--- START ---

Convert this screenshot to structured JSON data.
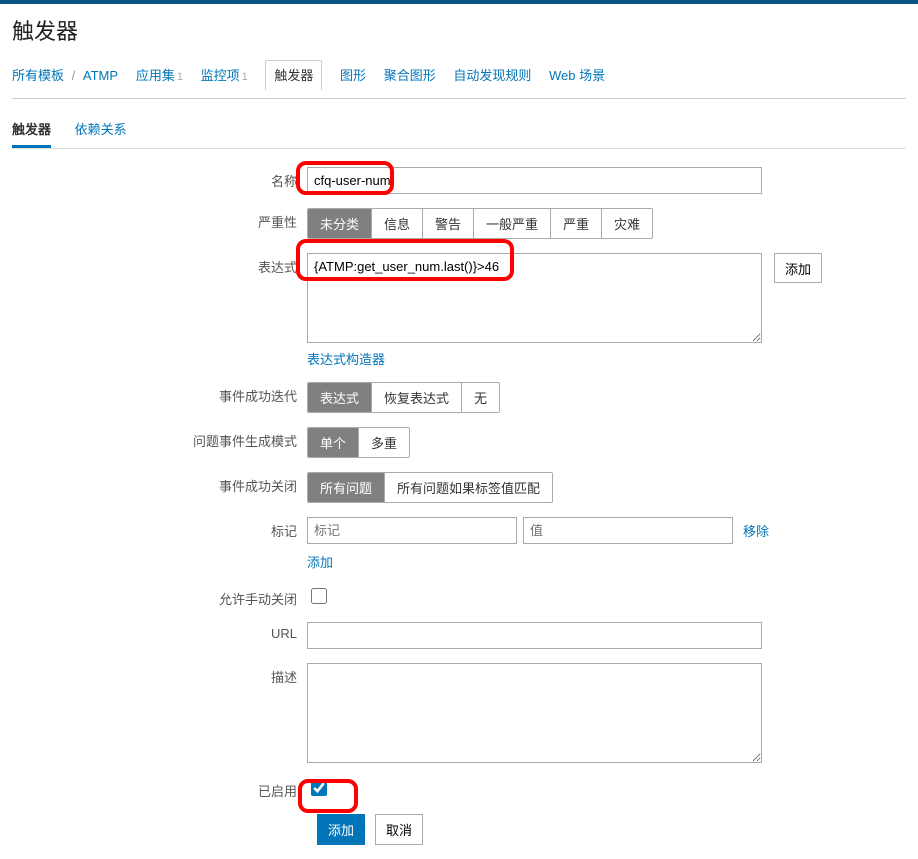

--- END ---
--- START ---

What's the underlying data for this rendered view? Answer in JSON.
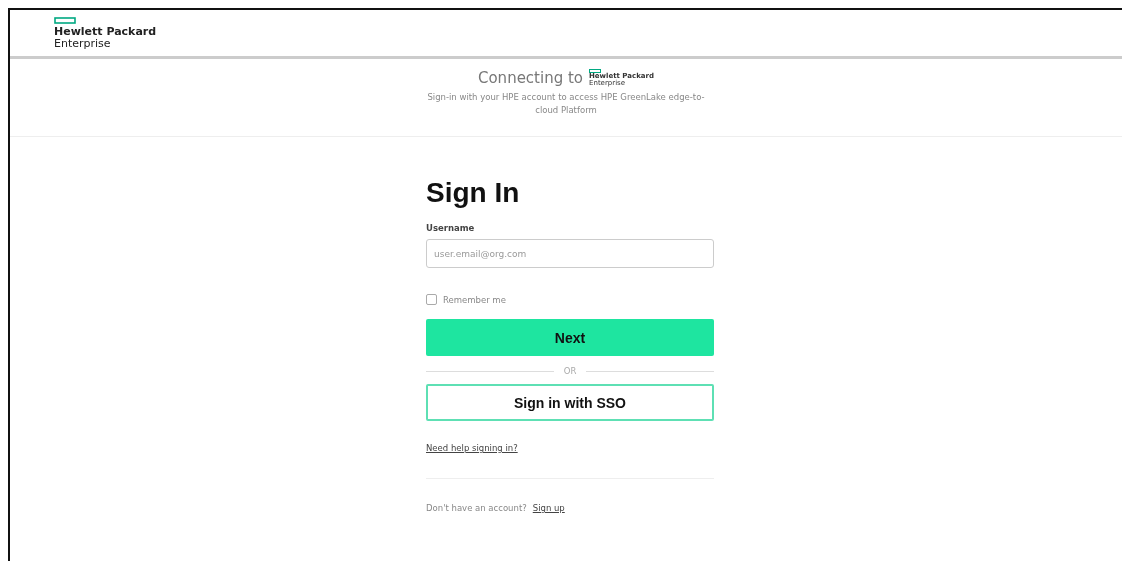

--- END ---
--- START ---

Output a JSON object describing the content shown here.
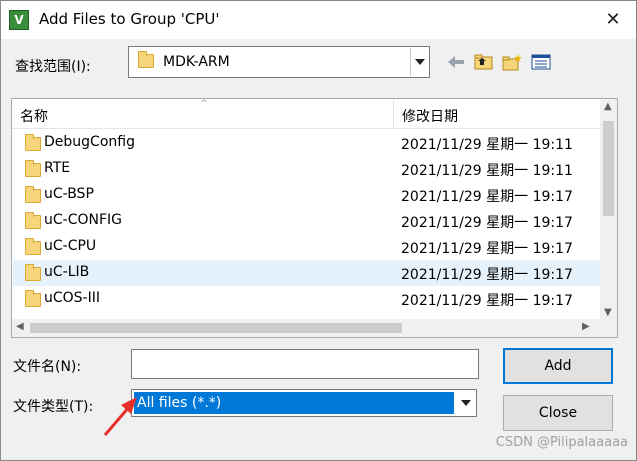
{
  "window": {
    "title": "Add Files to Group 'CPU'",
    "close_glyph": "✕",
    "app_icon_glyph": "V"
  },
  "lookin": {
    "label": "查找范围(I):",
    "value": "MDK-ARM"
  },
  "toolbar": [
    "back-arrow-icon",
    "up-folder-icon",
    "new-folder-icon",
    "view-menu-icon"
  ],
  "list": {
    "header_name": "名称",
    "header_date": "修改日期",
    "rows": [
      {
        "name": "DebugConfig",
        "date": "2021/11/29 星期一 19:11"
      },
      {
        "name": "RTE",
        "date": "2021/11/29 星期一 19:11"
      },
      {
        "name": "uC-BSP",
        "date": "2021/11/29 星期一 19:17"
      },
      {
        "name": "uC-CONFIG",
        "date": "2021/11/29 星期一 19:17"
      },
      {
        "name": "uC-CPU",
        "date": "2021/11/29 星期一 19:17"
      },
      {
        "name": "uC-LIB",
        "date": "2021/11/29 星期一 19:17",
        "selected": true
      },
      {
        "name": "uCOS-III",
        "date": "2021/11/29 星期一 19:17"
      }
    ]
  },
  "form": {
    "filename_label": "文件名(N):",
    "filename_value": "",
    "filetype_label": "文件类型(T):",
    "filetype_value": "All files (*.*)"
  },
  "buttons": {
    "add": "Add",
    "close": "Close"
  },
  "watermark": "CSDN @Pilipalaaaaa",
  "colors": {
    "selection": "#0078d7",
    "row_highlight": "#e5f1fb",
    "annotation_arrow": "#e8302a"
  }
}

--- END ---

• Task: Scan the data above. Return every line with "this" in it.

• Answer to the problem:
Convert this screenshot to structured JSON data.
What's the underlying data for this rendered view? Answer in JSON.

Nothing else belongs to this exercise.